Education ministry buckles under pressure from private schools on issue of charging tuition feesAfter schools threatened to discontinue virtual classes, the ministry has withdrawn its earlier directive that prohibited schools from charging fees during the lockdown period.
The government has backpedalled from its earlier decision to bar private schools from charging tuition fees during the lockdown period after private school operators threatened to discontinue the online classes.
Earlier, the Ministry of Education had announced that parents would not have to pay for their children’s tuition until the lockdown is over. However, following the threat from private schools to stop the virtual classes, the ministry has agreed to allow them to collect fees from parents.
Meanwhile, the Private and Boarding Schools’ Organisation, Nepal (PABSON) and the National Private and Boarding Schools Association (NPABSAN), two umbrella bodies of private schools, have withdrawn their plan to discontinue the virtual classes after the education ministry acquiesced to their demand.
Minister for Education Giriraj Mani Pokharel has agreed to take the proposal to the Cabinet for approval.
“Pokharel has asked us to wait for a couple of days for a formal decision,” Ritu Raj Sapkota, chairperson of NPABSAN, told the Post on Monday. Against the directives from a parliamentary committee and the government, the two associations of the private schools on June 28 had asked the parents to clear the pending tuition fees.

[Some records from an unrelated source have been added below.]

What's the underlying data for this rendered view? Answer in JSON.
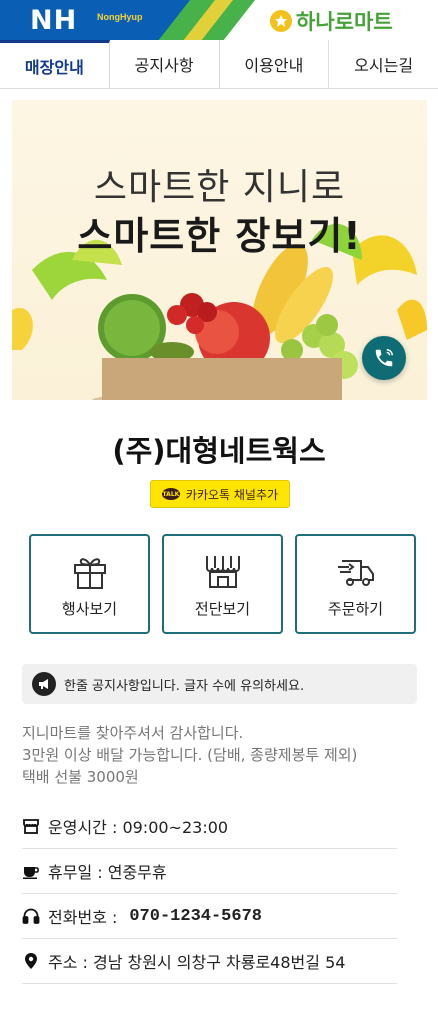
{
  "header": {
    "brand_main": "NH",
    "brand_sub": "NongHyup",
    "mart_logo": "하나로마트",
    "colors": {
      "blue": "#0a5fb4",
      "green": "#47b14a",
      "yellow": "#f3d43a"
    }
  },
  "tabs": [
    {
      "label": "매장안내",
      "active": true
    },
    {
      "label": "공지사항",
      "active": false
    },
    {
      "label": "이용안내",
      "active": false
    },
    {
      "label": "오시는길",
      "active": false
    }
  ],
  "banner": {
    "line1": "스마트한 지니로",
    "line2": "스마트한 장보기!",
    "call_icon": "phone-icon"
  },
  "store": {
    "name": "(주)대형네트웍스",
    "kakao_badge": "TALK",
    "kakao_label": "카카오톡 채널추가"
  },
  "actions": [
    {
      "label": "행사보기",
      "icon": "gift-icon"
    },
    {
      "label": "전단보기",
      "icon": "flyer-icon"
    },
    {
      "label": "주문하기",
      "icon": "delivery-truck-icon"
    }
  ],
  "notice": {
    "text": "한줄 공지사항입니다. 글자 수에 유의하세요.",
    "icon": "megaphone-icon"
  },
  "intro": {
    "lines": [
      "지니마트를 찾아주셔서 감사합니다.",
      "3만원 이상 배달 가능합니다. (담배, 종량제봉투 제외)",
      "택배 선불 3000원"
    ]
  },
  "info": {
    "hours": "운영시간 : 09:00~23:00",
    "holiday": "휴무일 : 연중무휴",
    "phone_label": "전화번호 :",
    "phone_number": "070-1234-5678",
    "address": "주소 : 경남 창원시 의창구 차룡로48번길 54"
  },
  "accent_color": "#1f6e78"
}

The schools had asked for the payment of fees for the month of Chaitra (March/April) and the following months. The two school associations had said that as tuition money is their only source of income, they have no option but to charge the fees.
They had also urged parents to get their wards registered for the new academic year, though the ministry had said that schools cannot call for new admission amid the Covid-19 pandemic.
The ministry had then directed private schools to refrain from charging tuition fees and the schools, in response, had threatened to discontinue the online classes.
The ultimatum from school operators has led the education ministry to withdraw its directive.
“The dialogue is ongoing. We will find out a meeting point soon,” Deepak Sharma, spokesperson at the Ministry of Education, Science and Technology, said.
Private schools have submitted a proposal to the ministry with the recommendation of categorising the parents based on their income and charging them fees accordingly.
Sapkota, the chairperson of NPABSAN, said they would agree even if they are allowed to charge half of the fee now and the remaining amount after the situation normalises.
A month after the lockdown, the government had asked the schools to waive off the tuition fees for a month. The government had also announced a soft loan scheme for schools struggling to pay their teachers and cover other costs.
The associations of the guardian and student unions had been asking private school operators not to build any pressure on parents to pay the fee at the time of crisis.
After the education ministry withdrew its directive, the guardian association has called on its members not to pay the schools. The student unions, meanwhile, have warned of “negative consequences” if any school is found forcing parents to pay their children’s tuition.
Experts on the field of education have said the inconsistency on the part of the education ministry has led to the problem. They said the ministry should not make any announcement if it cannot implement it.
“If the education ministry had to backtrack it should have left the parents and the schools to decide on the fees,” Binay Kusiyait, a professor at Tribhuvan University, who has done several researches on the school education system, told the Post.